Task goal:
Copy each line below that contains "function".

═════ Recorded information

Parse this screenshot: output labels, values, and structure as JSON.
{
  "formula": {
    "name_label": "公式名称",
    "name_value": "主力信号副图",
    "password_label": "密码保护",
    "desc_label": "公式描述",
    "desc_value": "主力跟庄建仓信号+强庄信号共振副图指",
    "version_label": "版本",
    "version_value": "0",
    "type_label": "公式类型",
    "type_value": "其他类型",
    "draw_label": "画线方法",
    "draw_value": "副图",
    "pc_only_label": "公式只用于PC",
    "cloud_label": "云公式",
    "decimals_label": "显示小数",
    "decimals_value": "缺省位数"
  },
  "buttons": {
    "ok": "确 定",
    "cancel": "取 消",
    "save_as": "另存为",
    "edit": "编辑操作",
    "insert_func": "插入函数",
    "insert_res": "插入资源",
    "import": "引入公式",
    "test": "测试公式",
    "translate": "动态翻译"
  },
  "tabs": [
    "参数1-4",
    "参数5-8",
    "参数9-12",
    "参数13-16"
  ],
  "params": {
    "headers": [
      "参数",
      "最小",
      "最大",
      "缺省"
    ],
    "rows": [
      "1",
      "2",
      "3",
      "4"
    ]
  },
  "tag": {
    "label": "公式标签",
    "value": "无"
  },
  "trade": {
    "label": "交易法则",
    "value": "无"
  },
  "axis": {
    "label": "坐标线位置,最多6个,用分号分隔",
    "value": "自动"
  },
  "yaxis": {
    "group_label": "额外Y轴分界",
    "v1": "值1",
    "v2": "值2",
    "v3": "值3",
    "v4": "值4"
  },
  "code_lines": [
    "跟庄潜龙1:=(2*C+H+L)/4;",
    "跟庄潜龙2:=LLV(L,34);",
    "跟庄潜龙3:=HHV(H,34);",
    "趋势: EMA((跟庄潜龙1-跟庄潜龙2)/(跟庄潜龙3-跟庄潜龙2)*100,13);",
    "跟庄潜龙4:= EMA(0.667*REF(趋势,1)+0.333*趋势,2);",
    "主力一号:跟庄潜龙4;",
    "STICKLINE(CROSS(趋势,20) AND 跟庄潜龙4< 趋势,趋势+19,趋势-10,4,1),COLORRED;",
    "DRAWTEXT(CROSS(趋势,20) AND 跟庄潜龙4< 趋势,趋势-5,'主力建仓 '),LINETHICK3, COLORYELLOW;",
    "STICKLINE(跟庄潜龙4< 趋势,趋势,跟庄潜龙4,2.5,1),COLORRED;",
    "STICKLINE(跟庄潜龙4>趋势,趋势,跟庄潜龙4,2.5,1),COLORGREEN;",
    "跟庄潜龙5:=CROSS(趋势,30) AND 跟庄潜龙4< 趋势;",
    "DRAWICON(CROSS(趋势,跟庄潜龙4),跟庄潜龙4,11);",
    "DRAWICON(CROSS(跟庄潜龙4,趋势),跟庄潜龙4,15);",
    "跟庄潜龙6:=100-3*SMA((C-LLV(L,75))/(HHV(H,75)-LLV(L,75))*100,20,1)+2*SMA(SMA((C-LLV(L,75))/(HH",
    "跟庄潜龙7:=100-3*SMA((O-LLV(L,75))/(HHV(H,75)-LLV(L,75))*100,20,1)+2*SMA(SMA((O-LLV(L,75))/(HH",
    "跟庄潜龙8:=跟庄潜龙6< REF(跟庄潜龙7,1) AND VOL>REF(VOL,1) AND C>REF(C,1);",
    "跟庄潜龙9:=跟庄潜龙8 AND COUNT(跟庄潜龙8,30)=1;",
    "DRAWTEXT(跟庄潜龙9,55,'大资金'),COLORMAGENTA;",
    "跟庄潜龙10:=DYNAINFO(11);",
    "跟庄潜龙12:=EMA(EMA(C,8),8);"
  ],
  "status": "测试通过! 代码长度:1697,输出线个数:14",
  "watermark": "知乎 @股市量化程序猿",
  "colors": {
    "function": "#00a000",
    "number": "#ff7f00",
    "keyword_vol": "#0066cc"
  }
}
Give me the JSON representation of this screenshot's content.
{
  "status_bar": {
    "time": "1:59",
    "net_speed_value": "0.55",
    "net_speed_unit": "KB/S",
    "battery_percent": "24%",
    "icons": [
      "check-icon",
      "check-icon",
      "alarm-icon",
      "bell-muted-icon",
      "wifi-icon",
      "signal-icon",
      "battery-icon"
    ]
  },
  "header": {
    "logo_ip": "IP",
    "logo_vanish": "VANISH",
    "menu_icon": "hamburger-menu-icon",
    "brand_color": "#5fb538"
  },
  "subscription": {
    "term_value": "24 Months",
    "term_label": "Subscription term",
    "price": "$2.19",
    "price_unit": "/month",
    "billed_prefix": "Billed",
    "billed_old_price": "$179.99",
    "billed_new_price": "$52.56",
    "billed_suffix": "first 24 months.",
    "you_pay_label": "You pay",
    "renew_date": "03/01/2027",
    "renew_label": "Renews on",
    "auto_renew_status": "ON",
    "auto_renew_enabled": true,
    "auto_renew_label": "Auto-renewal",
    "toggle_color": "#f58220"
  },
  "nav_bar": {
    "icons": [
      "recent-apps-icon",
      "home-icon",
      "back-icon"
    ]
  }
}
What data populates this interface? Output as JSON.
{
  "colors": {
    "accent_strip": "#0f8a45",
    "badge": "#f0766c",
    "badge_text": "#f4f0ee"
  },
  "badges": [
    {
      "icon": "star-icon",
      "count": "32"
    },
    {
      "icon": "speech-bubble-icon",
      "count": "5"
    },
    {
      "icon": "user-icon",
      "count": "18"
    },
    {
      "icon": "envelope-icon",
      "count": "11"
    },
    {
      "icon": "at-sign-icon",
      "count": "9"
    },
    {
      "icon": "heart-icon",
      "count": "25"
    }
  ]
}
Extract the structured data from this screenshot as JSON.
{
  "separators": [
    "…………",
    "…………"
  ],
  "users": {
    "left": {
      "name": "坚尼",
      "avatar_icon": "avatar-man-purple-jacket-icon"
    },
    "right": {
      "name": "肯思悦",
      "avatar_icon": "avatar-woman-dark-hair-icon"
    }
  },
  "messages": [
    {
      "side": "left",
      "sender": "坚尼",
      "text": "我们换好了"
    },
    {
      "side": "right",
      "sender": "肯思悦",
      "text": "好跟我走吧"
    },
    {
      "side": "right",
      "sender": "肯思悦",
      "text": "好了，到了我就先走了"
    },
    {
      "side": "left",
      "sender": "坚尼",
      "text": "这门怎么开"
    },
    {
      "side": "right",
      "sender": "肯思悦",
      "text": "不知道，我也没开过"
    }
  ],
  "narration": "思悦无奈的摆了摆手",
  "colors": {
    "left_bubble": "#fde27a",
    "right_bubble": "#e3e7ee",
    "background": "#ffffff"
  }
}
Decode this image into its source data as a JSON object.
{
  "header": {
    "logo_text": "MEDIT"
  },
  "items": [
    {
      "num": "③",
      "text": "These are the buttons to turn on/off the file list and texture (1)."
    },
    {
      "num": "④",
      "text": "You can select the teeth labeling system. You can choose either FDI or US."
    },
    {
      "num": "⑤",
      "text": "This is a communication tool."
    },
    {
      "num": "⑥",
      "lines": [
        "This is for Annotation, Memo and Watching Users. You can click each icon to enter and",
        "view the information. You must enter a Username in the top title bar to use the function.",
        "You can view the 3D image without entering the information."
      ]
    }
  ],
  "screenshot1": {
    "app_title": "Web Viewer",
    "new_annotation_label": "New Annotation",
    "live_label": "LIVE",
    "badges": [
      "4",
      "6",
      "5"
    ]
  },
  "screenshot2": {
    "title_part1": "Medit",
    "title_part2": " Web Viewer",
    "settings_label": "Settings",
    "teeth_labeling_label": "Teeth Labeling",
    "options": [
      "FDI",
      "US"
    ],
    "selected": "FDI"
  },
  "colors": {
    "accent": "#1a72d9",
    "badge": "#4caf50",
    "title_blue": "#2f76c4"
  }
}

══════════

Task output:
    "function": "#00a000",
        "view the information. You must enter a Username in the top title bar to use the function.",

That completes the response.